Which, with Thomas Hettche’s THE ARBOGAST CASE (Farrar, Straus and Giroux, 344pp), brings us hard up against crime fiction’s subject matter: this too real life. Here, unlike in Friedrich Glauser’s THUMBPRINT, the travelling salesman isn’t the victim. Indeed he’s judged to be the criminal, guilty of killing a female East German refugee who had been living in a displaced person’s camp. That was 1953. His name is Hans Arbogast and, put away for life, he insists he is innocent. At the time it was a real and celebrated case, made more so by the follow-up of a writer and a lawyer challenging the court’s decision. This representation of the crime, court case and its aftermath reads not as a factual account but rather like a novel… with powerful erotic overtones connecting to the sexual violence of the murder. This heat spills over into the consciousness of others involved with the challenge to the court’s judgment. As a bonus there is a strong sense of the time, of the East-West standoff and its influence on the development of post 1940s German attitudes.
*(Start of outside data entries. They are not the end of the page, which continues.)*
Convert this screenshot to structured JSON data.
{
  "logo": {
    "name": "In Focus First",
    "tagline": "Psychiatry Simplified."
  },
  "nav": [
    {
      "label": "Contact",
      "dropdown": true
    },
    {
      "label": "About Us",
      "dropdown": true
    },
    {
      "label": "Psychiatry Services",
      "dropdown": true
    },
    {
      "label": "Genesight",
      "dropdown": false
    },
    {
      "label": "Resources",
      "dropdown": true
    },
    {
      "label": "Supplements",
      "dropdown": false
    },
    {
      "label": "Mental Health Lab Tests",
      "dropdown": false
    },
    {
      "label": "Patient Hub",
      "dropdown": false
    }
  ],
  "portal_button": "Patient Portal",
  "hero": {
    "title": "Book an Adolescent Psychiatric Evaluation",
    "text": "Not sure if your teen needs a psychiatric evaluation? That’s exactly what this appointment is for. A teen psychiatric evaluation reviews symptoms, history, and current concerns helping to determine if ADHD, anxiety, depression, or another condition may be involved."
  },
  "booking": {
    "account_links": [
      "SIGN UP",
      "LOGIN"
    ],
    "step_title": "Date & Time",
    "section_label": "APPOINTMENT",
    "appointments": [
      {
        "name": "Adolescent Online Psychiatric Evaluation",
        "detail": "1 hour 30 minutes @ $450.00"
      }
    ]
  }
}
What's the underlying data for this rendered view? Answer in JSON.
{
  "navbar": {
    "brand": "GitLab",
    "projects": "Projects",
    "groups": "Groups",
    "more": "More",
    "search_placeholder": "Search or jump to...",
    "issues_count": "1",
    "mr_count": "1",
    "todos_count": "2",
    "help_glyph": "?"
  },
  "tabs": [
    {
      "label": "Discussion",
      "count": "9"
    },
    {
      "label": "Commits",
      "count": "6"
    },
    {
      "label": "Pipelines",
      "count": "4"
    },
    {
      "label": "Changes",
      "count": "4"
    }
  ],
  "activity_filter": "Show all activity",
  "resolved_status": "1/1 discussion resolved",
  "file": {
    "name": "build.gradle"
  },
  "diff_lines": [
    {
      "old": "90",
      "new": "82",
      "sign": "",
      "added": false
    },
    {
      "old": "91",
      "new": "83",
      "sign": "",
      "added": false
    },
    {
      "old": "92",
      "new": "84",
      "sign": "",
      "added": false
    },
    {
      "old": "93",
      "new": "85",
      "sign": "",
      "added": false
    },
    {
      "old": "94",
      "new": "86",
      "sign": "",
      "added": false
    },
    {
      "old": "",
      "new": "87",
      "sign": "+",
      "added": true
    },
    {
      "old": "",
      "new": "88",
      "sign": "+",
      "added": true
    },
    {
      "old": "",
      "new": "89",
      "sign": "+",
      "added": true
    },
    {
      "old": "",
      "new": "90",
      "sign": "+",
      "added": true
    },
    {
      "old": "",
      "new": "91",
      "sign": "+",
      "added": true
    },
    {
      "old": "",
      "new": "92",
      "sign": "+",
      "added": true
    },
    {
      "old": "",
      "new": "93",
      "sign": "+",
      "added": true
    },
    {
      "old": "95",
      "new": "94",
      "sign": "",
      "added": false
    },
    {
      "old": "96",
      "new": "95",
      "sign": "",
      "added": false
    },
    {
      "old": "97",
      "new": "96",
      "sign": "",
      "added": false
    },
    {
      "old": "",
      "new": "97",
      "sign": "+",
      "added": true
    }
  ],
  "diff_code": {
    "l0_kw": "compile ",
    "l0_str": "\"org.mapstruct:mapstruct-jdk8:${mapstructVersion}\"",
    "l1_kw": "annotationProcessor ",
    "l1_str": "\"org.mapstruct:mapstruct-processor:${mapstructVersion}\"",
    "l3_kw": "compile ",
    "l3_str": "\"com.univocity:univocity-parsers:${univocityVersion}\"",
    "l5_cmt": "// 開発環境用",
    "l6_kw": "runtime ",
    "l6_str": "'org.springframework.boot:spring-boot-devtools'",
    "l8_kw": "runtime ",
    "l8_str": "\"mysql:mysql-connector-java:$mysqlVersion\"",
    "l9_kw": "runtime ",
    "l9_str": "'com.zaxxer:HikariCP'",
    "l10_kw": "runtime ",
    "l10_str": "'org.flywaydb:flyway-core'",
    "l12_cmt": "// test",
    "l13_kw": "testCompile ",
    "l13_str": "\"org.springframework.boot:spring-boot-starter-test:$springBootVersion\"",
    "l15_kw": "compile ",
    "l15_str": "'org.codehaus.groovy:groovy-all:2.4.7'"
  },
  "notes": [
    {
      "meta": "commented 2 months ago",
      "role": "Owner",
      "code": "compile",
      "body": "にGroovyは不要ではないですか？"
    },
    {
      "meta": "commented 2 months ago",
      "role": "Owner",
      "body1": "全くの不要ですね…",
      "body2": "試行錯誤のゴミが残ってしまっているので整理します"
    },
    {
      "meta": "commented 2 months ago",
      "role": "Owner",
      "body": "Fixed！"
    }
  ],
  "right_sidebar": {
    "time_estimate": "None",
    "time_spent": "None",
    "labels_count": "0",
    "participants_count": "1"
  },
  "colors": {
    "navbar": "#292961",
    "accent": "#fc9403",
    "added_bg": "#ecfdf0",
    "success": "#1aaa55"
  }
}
Glauser, Friedrich: Thumbprint / translated by Mike Mitchell. - London : Bitter Lemon Press, 2004. - 197 pages ISBN 1-904738-00-1 Original title: Wachtmeister Studer (German)
Arjouni, Jakob: Happy Birthday, Turk! / translated by Anselm Hollo. - London : No Exit Press, 2005. - 191 pages ISBN 1-84243-150-1 Original title: Happy Birthday, Türke (German)
Fauser, Jörg: The Snowman / translated by Anthea Bell. - London : Bitter Lemon Press, 2004. - 249 pages ISBN 1-904738-05-2 Original title: Der Schneemann (German)
Klein, Georg: Libidissi / translated by John Brownjohn. - London : Picador, 2001. - 199 pages ISBN 0-330-39241-7 Original title: Libidissi (German)
Hettche, Thomas: The Arbogast Case / translated by Elizabeth Gaffney.. - New York : Farrar Strauss Giroux, 2003. - 344 pages ISBN 0-374-13812-5 Original title: Der Fall Arbogast (German)